If a seatbelt fails during an accident, the effects on the occupant can be the same as if they were not wearing a seatbelt at all. As a result, a car driver or passenger can suffer any of the following injuries in an accident due to a faulty seatbelt:
- Traumatic brain injury
- Internal bleeding
- Organ damage and failure
- Blunt force trauma
- Crushing injuries
- Broken ribs and fractured bones
- Shoulder dislocation
- Respiratory problems
Aside from a defect in their design or issue with their installation, seatbelts can cause severe injuries to those wearing them even when they are functioning properly and doing what they were designed to do. Some vehicle accidents happen at high speeds or involve the car rolling or flipping. The tremendous physical forces involved can cause “seatbelt syndrome” injuries, such as:
- Abdominal pain and bruising around the midsection
- Internal bleeding
- Damage to the intestines and other internal organs
- Nerve damage
- Spinal cord damage
Although you cannot sue a manufacturer for injuries you sustained from a fully functioning seatbelt, you may be able to file suit against your own insurance company if they refuse to pay for treatment of injuries arising from seatbelt syndrome.
Injuries Due to Airbags
A more recent safety feature in vehicles than seatbelts, airbags have been required in all cars and light trucks sold in the U.S. since 1999. Like seatbelts, their effectiveness in reducing serious and fatal injuries is undeniable, and they have been shown to reduce overall fatalities in passenger vehicle accidents by more than 30 percent.
Airbags provide a cushion to shield a vehicle occupant from slamming against the steering wheel, dashboard, side support, or some other surface in the car. Sensors around the car determine the direction and potential severity of the impact, and they send signals to the airbags, which then deploy an inflatable bag very quickly by using a rapidly expanding gas.
However, airbags are also prone to design and manufacturing defects as well as improper installation issues. What’s more, airbags themselves have caused serious and fatal injuries to vehicle occupants when they have deployed in a crash. In fact, during the early years of their widespread use, they caused hundreds of driver and passenger deaths, particularly those of infants and small children.
Although government requirements and improved airbag design have reduced the number of injuries and fatalities the devices themselves cause, injuries from airbags still happen simply due to the energy they use to deploy. Such injuries include:
- Abrasions and lacerations
- Sprains and dislocations
- Broken bones
- Contusions and bruising
- Head and neck injuries
- Eye injuries
- Internal bleeding
- Organ damage and failure
Like seatbelts, airbags can fail because they are defective. Unlike most seatbelts, airbags have a complex system that includes sensors and wires installed in the car’s body and frame, a gas cartridge to deploy the bag, the bag itself, and other components.
Any one of these components can contain a defect or fail or malfunction for some other reason. Sometimes, environmental factors can affect the sensors and cause the airbag to deploy spontaneously, even without a collision.
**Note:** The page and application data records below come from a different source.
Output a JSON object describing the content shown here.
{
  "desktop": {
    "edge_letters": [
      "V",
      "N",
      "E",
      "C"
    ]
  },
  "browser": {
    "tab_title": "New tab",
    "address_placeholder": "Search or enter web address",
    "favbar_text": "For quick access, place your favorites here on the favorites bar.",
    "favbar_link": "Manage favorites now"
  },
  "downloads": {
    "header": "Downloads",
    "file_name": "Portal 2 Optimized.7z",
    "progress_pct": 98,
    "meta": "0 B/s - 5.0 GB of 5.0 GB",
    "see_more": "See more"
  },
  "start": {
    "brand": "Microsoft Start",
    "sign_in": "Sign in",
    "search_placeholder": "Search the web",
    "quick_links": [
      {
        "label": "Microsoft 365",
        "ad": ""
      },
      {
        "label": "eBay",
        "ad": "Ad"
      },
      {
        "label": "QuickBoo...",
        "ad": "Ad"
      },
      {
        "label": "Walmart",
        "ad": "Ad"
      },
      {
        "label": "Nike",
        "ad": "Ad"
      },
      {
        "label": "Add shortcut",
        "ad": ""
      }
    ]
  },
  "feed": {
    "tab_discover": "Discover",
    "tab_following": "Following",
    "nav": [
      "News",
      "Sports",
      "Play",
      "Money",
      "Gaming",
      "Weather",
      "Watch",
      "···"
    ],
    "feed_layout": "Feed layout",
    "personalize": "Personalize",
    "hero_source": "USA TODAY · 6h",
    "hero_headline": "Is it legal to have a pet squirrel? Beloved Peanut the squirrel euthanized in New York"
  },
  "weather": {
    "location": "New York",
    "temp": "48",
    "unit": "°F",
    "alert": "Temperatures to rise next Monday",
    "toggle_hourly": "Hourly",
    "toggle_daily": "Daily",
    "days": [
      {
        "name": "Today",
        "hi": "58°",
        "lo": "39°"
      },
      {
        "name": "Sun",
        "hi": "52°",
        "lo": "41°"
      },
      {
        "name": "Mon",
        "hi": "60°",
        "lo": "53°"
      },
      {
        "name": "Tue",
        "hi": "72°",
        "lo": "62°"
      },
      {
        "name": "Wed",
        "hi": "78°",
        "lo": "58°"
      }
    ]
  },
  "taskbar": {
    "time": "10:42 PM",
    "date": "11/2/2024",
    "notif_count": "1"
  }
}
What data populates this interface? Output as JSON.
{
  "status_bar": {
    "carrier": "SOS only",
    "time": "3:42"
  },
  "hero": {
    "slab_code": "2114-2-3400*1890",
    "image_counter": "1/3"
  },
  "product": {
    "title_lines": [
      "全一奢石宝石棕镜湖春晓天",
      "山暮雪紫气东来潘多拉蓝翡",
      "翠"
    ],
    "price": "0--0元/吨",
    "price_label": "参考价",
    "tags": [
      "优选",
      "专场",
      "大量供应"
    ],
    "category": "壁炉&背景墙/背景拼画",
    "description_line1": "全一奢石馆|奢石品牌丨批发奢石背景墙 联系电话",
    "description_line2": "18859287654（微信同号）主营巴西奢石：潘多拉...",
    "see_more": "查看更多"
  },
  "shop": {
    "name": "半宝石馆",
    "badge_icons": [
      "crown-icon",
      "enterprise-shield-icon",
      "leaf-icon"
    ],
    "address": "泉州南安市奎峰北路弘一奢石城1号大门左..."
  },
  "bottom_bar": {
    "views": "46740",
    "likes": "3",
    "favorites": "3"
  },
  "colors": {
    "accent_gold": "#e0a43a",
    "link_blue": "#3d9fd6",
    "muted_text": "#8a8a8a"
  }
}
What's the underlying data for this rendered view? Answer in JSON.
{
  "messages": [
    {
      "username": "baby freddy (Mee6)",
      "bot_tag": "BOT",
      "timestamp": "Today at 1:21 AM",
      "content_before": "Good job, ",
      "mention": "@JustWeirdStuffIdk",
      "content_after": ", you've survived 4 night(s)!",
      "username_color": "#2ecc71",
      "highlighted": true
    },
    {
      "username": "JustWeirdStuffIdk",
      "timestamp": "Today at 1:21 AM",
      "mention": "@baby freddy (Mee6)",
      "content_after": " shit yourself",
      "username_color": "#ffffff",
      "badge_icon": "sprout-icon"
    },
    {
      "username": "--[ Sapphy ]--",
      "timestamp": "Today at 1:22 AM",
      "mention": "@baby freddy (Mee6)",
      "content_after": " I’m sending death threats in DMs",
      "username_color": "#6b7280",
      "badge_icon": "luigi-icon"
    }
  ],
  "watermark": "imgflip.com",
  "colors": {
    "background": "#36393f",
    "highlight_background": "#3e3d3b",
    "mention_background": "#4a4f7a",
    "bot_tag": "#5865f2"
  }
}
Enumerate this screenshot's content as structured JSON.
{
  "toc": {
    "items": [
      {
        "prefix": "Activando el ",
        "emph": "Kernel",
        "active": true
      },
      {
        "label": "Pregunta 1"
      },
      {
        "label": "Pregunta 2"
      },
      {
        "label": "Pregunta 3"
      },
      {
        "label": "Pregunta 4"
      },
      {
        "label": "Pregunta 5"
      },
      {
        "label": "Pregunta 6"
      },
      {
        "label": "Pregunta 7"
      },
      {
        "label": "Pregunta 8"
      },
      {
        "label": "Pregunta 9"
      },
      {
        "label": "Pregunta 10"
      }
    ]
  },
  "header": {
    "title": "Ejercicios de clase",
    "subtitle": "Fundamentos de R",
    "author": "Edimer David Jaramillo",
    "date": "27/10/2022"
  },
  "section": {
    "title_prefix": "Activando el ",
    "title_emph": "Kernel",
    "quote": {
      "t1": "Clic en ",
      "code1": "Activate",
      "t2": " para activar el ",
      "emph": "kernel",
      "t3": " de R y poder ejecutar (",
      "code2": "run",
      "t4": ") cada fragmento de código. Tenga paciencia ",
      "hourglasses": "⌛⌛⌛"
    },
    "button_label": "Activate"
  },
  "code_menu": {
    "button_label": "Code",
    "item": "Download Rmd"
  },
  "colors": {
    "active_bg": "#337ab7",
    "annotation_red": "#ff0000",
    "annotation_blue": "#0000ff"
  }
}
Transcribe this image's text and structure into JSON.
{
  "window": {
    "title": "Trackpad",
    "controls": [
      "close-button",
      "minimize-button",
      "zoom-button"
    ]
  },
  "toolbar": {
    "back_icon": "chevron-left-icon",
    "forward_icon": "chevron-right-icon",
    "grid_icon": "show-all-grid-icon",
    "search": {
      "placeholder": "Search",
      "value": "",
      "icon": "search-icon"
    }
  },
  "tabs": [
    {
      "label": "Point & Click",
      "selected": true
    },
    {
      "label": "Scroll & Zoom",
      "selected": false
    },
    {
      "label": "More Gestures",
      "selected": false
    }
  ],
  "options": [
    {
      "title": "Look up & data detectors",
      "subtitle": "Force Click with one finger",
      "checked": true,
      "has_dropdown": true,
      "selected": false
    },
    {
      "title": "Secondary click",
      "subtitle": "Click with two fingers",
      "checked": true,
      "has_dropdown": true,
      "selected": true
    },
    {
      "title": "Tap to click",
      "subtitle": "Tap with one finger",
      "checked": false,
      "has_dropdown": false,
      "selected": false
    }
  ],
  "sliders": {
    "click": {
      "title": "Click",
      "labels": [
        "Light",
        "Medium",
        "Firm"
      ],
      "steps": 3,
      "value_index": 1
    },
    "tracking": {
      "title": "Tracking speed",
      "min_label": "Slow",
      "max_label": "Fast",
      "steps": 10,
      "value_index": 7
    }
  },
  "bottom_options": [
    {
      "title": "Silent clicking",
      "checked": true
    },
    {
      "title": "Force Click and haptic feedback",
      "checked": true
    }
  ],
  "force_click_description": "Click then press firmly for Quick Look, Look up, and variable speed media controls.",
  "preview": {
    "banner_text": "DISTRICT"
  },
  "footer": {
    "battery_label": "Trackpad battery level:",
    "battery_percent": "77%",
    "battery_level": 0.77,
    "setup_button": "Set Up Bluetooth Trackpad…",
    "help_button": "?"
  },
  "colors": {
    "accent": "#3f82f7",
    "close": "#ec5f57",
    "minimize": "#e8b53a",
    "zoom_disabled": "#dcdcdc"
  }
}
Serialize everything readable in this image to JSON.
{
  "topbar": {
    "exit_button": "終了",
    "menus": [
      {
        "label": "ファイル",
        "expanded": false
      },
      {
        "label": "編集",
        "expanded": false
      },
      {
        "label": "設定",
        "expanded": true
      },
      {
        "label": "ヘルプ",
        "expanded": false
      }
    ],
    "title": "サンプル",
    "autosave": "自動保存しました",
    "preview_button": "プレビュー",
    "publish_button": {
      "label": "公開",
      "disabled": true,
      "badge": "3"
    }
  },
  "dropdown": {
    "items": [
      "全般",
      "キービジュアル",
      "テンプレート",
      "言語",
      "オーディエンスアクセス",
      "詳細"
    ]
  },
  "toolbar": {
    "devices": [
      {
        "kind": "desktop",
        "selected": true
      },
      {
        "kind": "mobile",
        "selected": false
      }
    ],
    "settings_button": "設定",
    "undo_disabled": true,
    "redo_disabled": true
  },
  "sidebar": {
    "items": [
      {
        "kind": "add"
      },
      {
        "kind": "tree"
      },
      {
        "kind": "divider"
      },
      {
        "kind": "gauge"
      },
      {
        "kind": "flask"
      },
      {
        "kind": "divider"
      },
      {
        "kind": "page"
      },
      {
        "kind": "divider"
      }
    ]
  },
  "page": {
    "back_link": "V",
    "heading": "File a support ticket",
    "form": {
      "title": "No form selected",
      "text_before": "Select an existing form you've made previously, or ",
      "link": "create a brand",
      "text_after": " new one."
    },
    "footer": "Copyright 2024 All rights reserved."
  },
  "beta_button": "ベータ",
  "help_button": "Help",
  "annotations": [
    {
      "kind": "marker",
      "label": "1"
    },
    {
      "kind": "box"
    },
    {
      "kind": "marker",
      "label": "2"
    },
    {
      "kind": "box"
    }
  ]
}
The Takata corporation’s defective airbags that caused injuries and fatalities are an example. Their airbags were linked to 15 confirmed deaths and more than 250 reported injuries in the U.S., and it led to an unprecedented airbag recall that began in 2015.
Contact Us for Help
The Columbia car accident attorneys at Goings Law Firm, LLC are here to assist you with all aspects of your injury claim involving seatbelt or airbag failure in South Carolina. Contact us today at (803) 350-9230 to request a free and confidential consultation.